At its most basic, a square wave going to Input one (Dot!) and a mono output and you’ve got a click. Hit the Mod button for Dot and you’ve got a toned and tunable kick drum sound. Using the Pitch sliders can change the pitch from a recognizable-ish kick to something outside of an audible range, and touching the Output and Channel 1 Gate Input touch points gives you a click along with the kick that’s in sync. At least that’s what I got. Noon changes with…well, it changes with a lot of things and I imagine it’s very different from person to person and day to day. It’s personal, slightly temperamental, and…touchy. With that one input it sounds simple, and it is, but multiply that by eight…Patching a ramp LFO into Dual (fine, Channel 2) and tweaking that channel’s parameters a bit, and linking Dot with Dual introduces crosstalk and more complex sounds for both channels. Do this on all eight channels and you’re off to the races.

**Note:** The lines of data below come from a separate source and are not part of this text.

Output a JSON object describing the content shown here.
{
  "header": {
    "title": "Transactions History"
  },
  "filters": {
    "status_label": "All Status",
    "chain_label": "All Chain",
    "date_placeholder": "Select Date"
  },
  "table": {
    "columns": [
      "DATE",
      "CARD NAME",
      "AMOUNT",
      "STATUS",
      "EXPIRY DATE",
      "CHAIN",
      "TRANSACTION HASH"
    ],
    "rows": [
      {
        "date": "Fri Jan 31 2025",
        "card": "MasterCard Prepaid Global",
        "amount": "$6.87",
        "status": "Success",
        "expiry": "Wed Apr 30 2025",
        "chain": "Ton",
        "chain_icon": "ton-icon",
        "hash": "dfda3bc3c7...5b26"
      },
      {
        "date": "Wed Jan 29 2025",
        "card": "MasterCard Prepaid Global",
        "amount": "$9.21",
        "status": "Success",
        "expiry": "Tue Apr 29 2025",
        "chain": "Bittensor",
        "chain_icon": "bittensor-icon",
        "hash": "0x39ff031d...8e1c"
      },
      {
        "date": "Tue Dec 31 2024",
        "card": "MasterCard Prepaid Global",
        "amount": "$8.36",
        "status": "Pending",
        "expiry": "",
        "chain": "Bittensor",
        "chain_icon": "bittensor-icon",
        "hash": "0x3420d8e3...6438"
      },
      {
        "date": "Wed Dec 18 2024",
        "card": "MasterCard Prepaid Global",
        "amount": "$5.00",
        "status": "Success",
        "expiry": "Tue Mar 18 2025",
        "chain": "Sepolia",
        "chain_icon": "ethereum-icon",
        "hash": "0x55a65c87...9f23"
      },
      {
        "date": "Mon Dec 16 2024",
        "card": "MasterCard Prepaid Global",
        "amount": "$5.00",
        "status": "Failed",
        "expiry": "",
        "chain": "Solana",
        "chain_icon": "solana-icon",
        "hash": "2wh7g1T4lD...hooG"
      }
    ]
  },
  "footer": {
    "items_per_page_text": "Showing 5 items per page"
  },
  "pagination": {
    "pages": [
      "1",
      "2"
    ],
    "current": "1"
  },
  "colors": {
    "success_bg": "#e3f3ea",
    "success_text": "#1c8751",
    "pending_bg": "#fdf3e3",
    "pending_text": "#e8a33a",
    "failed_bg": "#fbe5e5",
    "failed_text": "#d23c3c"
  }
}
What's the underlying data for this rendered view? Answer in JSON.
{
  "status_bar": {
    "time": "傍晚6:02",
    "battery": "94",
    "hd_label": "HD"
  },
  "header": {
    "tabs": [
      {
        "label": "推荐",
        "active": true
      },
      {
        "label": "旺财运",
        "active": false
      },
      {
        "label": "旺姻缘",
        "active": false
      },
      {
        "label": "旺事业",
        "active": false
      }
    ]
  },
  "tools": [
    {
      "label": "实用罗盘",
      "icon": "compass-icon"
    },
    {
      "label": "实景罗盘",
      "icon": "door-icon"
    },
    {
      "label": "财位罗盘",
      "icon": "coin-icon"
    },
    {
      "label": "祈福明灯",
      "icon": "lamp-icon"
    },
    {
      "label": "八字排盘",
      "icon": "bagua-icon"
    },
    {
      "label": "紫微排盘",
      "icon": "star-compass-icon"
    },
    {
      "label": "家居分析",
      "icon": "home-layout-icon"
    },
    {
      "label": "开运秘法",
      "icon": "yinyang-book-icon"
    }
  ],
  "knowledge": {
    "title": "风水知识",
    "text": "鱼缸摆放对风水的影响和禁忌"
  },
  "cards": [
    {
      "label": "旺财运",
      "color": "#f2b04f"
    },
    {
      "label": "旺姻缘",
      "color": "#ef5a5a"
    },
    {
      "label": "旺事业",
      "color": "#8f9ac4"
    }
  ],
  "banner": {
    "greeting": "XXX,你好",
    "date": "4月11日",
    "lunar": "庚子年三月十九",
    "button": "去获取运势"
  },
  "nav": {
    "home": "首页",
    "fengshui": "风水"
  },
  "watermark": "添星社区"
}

Once it’s all patched up, Noon is a groove machine that takes center stage. Yes, you can dial in an interesting rhythm, track, etc. and move on to other musical matters, like sweeping a filter or something, but you can just as easily lose yourself to experimentation with Noon. Oh, how you can. Buttons, sliders, touch points, oh my! Not all of my experimentation was immediately satisfying, and there were many times where I’d have something pretty cool dialed up and would hit a button or change a slider and Poof! it’d be gone forever. Then I’d wander around for a bit, touching this, sliding that, and randomly stumble into something perfect, something impossible, without knowing what I did and without any preparation whatsoever. This luck of the draw made me very aware to hit record everytime I stepped behind Noon, especially if I was looking for something to build around/off of. It’s a fine line between creating something unique and genius and creating something very much not so. A lot of this has to do with Noon being pretty hard to tame, though not impossible once you get to know it. It just takes some time, sometimes. With the Main Outs and every channel going, it’s hard to tell what’s doing what, and it’s not easy to isolate a track without altering what you’ve got. The illuminated Mute button helps identify Gate/CV patterns to give a little idea of what’s causing what, so at least there’s that, but it’s pretty easy—not so much to get lost—to diagnose and tweak something you want to change in the slightest. And good luck with that.
When you patch into a channel’s output it takes that channel out of the Main Out signal path, and I found that on the whole I enjoyed not doing so as it’s a domino effect and I liked seeing the interaction between the channels in the final output, how changing the Mod in one affects the nature of the overall sound and stuff like that. At one point I patched each of the Main outputs into various delays (4ms Looping Delay, the Maneco 16 Digital Delay, and Joranalogue’s Delay 1) and I couldn’t believe what I was hearing. There was no way I would have, could have, ever patched something like this in some other machine. I wouldn’t have even thought to try. It had a melodic bassline, a shuffling rhythm, and some loud squelching from a wayward LFO that I’d patched into Plast.
Noon is an experimentalist’s dream, and the sound sculpting world is better for making its eight voices heard. Whether or not you learn to love (or already do) or not, the hidden nature—the true voice/s—of the CV that’s locked away in your modular rig, sequencer, or whatnot, Noon is their open road with a full tank of gas, their ticket to freedom. For control voltages, gates, LFOs and the like; their time is now, so be prepared.

Price: $770